**What needs to be done**
Print every line below exactly. Skip the pictures.
++++ Extracted records
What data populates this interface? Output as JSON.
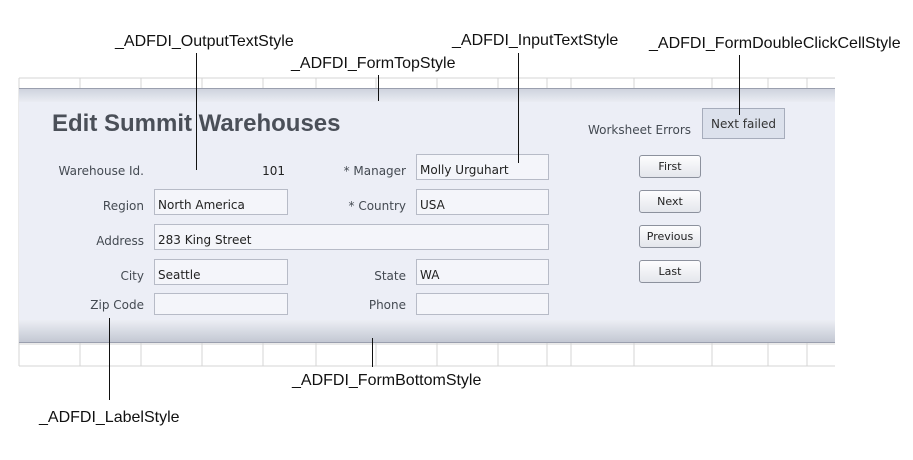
{
  "form": {
    "title": "Edit Summit Warehouses",
    "worksheet_errors_label": "Worksheet Errors",
    "next_failed_label": "Next failed",
    "fields": {
      "warehouse_id": {
        "label": "Warehouse Id.",
        "value": "101"
      },
      "manager": {
        "label": "* Manager",
        "value": "Molly Urguhart"
      },
      "region": {
        "label": "Region",
        "value": "North America"
      },
      "country": {
        "label": "* Country",
        "value": "USA"
      },
      "address": {
        "label": "Address",
        "value": "283 King Street"
      },
      "city": {
        "label": "City",
        "value": "Seattle"
      },
      "state": {
        "label": "State",
        "value": "WA"
      },
      "zip_code": {
        "label": "Zip Code",
        "value": ""
      },
      "phone": {
        "label": "Phone",
        "value": ""
      }
    },
    "nav_buttons": {
      "first": "First",
      "next": "Next",
      "previous": "Previous",
      "last": "Last"
    }
  },
  "callouts": {
    "output_text_style": "_ADFDI_OutputTextStyle",
    "form_top_style": "_ADFDI_FormTopStyle",
    "input_text_style": "_ADFDI_InputTextStyle",
    "form_double_click_cell_style": "_ADFDI_FormDoubleClickCellStyle",
    "form_bottom_style": "_ADFDI_FormBottomStyle",
    "label_style": "_ADFDI_LabelStyle"
  },
  "colors": {
    "form_background": "#eceef6",
    "grid_line": "#d4d4d4",
    "title_text": "#4a4f58"
  }
}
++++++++
**Exercise answer**
What data populates this interface? Output as JSON.
{
  "form": {
    "title": "Edit Summit Warehouses",
    "worksheet_errors_label": "Worksheet Errors",
    "next_failed_label": "Next failed",
    "fields": {
      "warehouse_id": {
        "label": "Warehouse Id.",
        "value": "101"
      },
      "manager": {
        "label": "* Manager",
        "value": "Molly Urguhart"
      },
      "region": {
        "label": "Region",
        "value": "North America"
      },
      "country": {
        "label": "* Country",
        "value": "USA"
      },
      "address": {
        "label": "Address",
        "value": "283 King Street"
      },
      "city": {
        "label": "City",
        "value": "Seattle"
      },
      "state": {
        "label": "State",
        "value": "WA"
      },
      "zip_code": {
        "label": "Zip Code",
        "value": ""
      },
      "phone": {
        "label": "Phone",
        "value": ""
      }
    },
    "nav_buttons": {
      "first": "First",
      "next": "Next",
      "previous": "Previous",
      "last": "Last"
    }
  },
  "callouts": {
    "output_text_style": "_ADFDI_OutputTextStyle",
    "form_top_style": "_ADFDI_FormTopStyle",
    "input_text_style": "_ADFDI_InputTextStyle",
    "form_double_click_cell_style": "_ADFDI_FormDoubleClickCellStyle",
    "form_bottom_style": "_ADFDI_FormBottomStyle",
    "label_style": "_ADFDI_LabelStyle"
  },
  "colors": {
    "form_background": "#eceef6",
    "grid_line": "#d4d4d4",
    "title_text": "#4a4f58"
  }
}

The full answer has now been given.